Task description – Your reply should be a single number, the count of lines in the records that contain the string "title".

Data shown –
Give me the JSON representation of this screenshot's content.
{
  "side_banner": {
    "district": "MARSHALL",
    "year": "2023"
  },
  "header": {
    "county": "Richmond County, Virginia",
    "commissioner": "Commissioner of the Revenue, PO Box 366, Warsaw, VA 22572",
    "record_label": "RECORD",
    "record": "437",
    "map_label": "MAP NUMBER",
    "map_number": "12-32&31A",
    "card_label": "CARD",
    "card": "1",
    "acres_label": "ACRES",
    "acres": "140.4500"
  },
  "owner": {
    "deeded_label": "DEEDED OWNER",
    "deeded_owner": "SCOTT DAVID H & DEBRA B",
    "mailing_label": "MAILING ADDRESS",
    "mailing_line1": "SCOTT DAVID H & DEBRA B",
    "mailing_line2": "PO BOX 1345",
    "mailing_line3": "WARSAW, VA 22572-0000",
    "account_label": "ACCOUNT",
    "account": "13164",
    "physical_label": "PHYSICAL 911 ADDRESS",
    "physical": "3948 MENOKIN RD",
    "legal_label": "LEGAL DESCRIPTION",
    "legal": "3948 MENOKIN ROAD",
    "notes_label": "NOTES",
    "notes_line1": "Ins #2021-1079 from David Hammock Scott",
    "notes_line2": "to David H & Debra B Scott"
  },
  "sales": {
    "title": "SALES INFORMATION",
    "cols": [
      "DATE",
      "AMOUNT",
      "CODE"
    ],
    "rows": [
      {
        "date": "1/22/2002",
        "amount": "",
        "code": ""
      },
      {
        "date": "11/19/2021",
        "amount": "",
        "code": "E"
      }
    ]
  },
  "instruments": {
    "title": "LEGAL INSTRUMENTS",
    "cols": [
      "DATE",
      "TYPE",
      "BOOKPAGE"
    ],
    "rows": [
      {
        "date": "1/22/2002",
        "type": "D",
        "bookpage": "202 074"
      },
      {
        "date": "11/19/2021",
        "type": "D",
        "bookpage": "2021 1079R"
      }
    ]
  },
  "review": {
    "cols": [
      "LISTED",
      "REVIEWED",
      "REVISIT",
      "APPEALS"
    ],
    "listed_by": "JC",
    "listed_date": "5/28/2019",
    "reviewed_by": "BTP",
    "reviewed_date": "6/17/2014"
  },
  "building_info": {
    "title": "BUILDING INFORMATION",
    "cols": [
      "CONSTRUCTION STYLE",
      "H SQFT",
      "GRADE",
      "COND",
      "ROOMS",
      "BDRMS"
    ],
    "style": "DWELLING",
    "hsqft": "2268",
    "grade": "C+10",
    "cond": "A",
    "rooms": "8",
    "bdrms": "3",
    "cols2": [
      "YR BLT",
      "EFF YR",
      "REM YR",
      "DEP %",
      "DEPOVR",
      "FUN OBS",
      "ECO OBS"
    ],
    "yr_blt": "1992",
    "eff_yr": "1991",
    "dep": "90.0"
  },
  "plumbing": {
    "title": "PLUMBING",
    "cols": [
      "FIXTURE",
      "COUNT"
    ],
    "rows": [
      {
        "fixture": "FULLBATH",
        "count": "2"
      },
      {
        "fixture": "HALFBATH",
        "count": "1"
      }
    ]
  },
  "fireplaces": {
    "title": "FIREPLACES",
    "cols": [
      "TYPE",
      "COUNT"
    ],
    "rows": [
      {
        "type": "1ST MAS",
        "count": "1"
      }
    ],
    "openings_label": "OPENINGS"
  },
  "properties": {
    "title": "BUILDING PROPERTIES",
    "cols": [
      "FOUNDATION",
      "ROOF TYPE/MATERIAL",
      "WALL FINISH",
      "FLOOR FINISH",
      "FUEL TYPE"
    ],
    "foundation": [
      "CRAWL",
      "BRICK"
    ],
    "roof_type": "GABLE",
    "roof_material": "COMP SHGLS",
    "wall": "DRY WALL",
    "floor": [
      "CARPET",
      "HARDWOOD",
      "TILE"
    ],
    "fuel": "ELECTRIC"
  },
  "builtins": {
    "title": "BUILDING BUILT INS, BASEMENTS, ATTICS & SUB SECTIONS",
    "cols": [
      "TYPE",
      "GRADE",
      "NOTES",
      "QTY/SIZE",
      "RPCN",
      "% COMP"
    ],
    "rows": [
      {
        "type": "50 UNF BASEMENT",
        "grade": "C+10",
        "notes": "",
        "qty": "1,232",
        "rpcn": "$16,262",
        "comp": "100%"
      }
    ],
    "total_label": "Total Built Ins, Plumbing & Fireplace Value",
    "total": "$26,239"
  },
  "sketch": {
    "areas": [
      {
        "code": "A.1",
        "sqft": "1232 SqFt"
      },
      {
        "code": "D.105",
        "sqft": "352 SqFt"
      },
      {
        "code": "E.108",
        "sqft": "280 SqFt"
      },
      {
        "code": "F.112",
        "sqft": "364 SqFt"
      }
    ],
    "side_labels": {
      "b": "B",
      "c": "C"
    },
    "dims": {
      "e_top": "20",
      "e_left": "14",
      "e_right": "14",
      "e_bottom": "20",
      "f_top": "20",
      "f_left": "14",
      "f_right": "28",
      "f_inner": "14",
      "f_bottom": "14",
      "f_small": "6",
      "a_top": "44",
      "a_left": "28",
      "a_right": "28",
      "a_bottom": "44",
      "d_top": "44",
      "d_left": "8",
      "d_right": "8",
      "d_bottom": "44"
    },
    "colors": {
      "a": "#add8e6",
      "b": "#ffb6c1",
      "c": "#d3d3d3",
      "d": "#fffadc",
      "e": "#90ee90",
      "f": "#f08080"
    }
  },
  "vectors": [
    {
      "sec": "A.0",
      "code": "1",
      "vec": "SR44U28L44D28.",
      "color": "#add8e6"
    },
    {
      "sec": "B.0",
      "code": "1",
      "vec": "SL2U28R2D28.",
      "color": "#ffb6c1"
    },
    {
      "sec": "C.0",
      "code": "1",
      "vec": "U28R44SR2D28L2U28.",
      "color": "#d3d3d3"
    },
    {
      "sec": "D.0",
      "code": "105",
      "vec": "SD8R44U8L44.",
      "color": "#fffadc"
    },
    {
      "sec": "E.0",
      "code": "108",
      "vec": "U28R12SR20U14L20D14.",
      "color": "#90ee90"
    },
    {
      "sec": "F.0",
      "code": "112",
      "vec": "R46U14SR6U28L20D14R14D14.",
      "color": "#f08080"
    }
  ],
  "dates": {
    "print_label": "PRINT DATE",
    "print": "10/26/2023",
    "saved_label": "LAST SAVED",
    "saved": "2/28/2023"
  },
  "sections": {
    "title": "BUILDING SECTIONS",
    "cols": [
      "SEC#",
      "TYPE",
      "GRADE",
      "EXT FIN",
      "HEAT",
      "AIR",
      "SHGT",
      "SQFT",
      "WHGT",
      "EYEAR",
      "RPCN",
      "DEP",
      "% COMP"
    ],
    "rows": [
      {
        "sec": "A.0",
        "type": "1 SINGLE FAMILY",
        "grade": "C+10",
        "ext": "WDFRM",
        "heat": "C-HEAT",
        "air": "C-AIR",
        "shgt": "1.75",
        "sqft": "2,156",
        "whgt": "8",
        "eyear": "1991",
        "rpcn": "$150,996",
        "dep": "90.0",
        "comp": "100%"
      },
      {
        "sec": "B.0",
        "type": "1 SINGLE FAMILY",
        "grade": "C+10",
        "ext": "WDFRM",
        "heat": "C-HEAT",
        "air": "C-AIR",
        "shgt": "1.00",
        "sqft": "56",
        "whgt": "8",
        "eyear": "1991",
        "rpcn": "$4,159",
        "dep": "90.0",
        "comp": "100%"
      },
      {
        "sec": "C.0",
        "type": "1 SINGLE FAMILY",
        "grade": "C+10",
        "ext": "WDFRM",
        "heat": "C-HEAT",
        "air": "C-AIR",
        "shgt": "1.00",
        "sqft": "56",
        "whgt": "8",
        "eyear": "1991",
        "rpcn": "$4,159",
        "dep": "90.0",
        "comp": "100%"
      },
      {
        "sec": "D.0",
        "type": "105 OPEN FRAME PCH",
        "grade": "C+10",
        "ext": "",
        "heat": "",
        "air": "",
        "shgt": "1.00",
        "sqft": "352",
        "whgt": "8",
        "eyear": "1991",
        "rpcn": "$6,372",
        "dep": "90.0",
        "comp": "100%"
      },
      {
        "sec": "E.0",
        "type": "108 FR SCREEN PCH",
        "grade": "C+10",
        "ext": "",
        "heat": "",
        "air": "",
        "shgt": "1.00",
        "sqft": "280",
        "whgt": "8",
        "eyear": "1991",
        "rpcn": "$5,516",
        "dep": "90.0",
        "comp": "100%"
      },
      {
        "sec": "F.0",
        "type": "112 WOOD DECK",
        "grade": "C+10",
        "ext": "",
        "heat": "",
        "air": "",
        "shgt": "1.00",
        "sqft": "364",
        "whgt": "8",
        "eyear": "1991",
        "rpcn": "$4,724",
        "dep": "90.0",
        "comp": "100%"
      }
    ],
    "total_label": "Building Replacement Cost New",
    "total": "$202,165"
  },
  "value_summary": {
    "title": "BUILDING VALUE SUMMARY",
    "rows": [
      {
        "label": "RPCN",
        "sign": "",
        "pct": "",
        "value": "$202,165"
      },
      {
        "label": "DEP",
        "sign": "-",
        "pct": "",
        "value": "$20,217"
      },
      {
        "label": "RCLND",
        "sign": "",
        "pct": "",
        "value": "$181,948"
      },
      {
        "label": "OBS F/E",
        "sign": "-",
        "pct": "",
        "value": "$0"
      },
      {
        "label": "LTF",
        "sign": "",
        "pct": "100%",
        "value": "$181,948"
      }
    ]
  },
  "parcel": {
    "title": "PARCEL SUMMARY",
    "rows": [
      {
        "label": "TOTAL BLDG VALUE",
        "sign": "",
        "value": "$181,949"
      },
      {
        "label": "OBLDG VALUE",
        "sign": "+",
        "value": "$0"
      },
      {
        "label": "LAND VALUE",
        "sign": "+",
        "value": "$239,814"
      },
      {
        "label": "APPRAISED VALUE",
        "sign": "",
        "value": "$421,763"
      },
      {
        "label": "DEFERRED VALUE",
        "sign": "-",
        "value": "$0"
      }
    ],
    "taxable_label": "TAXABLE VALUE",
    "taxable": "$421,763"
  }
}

Response for this exercise – 10